Government departments are under increasing pressure to deliver services – and effective IT governance could be the factor that drives success. 

With the rapid pace of change in both the public and private sectors, and the diminishing opportunities for the creation of significant benefits from limited resources, organisations are compelled to depend on technology to achieve meaningful changes in performance. And gaining those changes depends in turn on the effective governance of the technology systems, services and solutions to which companies and government departments look for performance gains.
This is the opinion of Ismail Mamoojee, partner & public sector industry leader at Ernst & Young South Africa, who believes that with the South African government facing pressure on several fronts, effective governance of its technology investments is critical.
“Government is dealing with financial pressures, increasing expectations for performance and delivery of services and the requirement for the transparent and fruitful expenditure of taxpayer’s money. These situations all depend on technology as the primary enabler for change – the very essence of transformational government,” he says.
Transformational government, explains Mamoojee, is more than racial equality. It is a commitment by government to extend services to citizens previously denied even basic infrastructures, while also ensuring that the quality of delivery is of an acceptable standard. This commitment places enormous demands on limited capacity – demands that can only be realistically met if available tools such as technology, are put to their most effective use.
He points out that the South African government is embarking upon some of the biggest and most complex technology-enabled change programmes ever seen, even globally. “Few parallels can be found regarding such transformation government programmes – yet government must succeed to deliver step change improvements in the public sector.
Programmes include improvements to the social grant system, the introduction of the transversal integrated financial management system, as well as attention to the systems necessary for the management of the home affairs and judicial environments.
There are complex considerations associated with the large scale investment in and deployment of technology systems, he notes.
“Capability and capacity to deliver these programmes will need to be drawn from within the public and private sectors, sophisticated commercial arrangements with mutual incentives for success will have to be established and keeping stakeholder commitment will be effort-intensive and complex. Managing the delivery of these technology solutions will also demand the very best of expertise."
This is a formidable challenge, he says. “The response by government IT must be multi-faceted – and IT governance must become a core competence in order to make transformational government a reality."

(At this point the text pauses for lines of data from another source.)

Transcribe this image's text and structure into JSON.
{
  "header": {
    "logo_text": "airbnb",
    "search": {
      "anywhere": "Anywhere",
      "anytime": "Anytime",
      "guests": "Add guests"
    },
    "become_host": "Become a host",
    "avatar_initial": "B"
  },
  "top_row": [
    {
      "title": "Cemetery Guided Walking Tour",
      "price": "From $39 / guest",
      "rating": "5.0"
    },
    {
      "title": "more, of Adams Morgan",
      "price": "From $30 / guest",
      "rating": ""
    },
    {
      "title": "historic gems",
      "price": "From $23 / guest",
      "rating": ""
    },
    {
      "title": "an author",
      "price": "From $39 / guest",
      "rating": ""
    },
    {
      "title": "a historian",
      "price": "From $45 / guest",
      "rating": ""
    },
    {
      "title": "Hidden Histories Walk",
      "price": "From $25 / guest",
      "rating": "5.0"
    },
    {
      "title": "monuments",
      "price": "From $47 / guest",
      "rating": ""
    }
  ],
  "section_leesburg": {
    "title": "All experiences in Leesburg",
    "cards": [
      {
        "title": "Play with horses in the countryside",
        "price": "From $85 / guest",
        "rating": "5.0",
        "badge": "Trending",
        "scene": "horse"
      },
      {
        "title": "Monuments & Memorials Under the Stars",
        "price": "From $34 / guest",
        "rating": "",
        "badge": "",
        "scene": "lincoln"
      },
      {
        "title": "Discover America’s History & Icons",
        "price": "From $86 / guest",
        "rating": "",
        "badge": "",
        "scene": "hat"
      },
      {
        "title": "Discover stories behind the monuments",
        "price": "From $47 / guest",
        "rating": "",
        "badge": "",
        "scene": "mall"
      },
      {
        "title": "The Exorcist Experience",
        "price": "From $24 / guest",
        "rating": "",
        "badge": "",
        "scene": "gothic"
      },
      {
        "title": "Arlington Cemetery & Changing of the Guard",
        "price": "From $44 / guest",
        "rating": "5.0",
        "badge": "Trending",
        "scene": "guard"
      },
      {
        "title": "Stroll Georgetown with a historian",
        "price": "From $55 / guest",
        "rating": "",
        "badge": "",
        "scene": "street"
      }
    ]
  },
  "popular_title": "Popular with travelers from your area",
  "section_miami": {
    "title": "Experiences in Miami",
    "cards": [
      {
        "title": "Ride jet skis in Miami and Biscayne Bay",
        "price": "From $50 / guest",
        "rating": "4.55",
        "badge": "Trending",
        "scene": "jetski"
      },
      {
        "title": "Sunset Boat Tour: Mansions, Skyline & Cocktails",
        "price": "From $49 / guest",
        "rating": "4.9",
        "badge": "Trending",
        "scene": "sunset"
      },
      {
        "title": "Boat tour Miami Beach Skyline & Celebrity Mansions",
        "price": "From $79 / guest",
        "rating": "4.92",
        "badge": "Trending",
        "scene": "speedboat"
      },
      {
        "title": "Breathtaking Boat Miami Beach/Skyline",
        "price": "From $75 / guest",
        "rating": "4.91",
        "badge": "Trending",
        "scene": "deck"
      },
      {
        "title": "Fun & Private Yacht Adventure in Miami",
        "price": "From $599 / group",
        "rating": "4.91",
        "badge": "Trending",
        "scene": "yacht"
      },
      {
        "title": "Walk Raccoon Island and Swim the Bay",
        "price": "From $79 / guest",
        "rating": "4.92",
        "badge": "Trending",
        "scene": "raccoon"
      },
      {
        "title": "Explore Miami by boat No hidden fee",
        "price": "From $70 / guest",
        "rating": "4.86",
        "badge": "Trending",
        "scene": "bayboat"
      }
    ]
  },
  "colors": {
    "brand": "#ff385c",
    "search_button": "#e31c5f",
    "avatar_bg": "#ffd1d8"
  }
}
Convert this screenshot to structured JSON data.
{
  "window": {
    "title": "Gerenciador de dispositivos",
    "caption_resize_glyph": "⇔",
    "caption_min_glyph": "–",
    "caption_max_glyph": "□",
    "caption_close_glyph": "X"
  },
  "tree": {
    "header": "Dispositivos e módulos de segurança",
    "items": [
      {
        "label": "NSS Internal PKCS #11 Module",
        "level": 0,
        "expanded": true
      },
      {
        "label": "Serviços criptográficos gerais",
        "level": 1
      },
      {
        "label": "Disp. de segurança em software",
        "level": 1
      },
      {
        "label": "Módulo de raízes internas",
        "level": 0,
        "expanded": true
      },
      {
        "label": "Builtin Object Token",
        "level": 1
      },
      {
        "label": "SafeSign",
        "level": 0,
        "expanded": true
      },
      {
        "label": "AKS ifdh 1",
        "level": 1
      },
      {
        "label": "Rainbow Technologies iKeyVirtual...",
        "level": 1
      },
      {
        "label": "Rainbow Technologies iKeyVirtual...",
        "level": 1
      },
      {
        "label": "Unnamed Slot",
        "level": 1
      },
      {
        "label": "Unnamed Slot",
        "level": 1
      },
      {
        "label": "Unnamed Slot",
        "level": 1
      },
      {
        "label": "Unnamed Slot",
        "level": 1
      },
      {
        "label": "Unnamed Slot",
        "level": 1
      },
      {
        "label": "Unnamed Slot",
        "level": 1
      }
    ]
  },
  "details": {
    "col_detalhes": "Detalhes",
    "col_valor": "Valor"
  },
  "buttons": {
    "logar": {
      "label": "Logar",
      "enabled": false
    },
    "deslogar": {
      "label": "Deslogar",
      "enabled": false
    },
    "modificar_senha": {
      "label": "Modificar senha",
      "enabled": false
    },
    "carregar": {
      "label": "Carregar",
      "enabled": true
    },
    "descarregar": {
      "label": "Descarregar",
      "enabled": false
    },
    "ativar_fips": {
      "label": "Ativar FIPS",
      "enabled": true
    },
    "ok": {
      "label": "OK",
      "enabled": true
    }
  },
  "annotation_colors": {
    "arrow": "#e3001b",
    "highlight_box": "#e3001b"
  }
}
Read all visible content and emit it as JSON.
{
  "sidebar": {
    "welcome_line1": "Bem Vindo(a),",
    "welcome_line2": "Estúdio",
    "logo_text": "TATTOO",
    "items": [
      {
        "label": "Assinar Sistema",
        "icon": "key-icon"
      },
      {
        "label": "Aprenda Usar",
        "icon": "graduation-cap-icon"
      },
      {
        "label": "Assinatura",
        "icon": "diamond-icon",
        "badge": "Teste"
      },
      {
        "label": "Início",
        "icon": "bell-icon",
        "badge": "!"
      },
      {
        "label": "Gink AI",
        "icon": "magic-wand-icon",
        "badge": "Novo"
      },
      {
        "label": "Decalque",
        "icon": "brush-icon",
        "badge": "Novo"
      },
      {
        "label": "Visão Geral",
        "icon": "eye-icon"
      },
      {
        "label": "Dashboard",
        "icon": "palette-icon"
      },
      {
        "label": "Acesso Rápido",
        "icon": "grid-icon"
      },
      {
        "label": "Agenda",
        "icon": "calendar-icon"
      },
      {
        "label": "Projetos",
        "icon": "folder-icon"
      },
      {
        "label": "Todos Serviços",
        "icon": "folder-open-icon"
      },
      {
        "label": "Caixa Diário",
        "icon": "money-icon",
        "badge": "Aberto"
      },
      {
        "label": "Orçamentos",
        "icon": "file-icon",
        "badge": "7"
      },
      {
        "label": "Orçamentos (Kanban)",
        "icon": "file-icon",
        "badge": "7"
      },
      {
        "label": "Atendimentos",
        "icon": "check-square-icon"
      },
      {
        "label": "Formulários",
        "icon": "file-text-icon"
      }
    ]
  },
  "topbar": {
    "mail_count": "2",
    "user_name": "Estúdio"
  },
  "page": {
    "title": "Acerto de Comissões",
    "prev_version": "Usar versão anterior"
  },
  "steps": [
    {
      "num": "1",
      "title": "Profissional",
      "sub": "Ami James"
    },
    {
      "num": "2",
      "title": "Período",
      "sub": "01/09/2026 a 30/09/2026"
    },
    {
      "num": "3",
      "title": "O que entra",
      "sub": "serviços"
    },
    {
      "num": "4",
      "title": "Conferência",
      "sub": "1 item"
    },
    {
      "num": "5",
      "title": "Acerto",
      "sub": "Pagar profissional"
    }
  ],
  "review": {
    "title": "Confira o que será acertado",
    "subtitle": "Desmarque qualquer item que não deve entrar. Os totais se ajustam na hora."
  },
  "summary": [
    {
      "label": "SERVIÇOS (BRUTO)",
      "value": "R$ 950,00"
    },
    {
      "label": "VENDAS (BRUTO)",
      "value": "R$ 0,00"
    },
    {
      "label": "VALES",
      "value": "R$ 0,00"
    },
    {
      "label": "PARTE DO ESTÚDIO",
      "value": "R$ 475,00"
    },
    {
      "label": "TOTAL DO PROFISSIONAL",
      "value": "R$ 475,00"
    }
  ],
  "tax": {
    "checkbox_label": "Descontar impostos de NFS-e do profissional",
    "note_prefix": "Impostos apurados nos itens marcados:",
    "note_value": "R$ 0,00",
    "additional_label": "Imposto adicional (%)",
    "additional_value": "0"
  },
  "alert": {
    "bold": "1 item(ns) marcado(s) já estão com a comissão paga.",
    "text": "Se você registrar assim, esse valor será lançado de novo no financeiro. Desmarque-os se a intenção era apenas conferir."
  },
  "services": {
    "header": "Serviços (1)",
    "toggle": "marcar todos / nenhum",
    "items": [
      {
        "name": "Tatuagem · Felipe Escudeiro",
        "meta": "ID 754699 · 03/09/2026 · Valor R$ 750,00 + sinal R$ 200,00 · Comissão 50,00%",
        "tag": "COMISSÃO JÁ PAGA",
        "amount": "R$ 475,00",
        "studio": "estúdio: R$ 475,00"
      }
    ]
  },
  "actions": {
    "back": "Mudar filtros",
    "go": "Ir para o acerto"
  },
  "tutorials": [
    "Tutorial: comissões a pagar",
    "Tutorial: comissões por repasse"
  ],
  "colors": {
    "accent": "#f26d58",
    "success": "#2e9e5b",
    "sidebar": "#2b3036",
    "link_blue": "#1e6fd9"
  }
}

However, he notes that IT governance is sometimes viewed as synonymous with onerous processes, endless committees and bureaucracy. This is not necessary. “Guided by a few simple principles, not procedures, IT governance can ensure successful outcomes from technology investments, systems and processes."
Effective IT governance, explains Mamoojee, starts with the practical alignment of business aspirations with technology potential.
“It is then sustained through strength in joint business and IT leadership. Successful transformation depends on a shared vision of future outcomes, and this is particularly the case when cross-cutting collaboration, such as that required by transformational government, is necessary."
Achieving the target outcomes of transformational government will require sophistication in establishing and managing commercial agreements, continues Mamoojee.
“True partnering with third parties will be necessary to provide the necessary capacity and capabilities. Success in complex, large scale programmes which will underpin transformational government will demand commercial maturity between government and key suppliers. This will mean genuine risk and gain share, mutual incentivisation and commercial agreements that reward achievement of outcomes – and not merely outputs."
He advises that excellence in established practices of programme management and governance are expected, though even established IT governance models should be adapted to suit the cross organisational and multi-supplier challenges of delivering transformational government.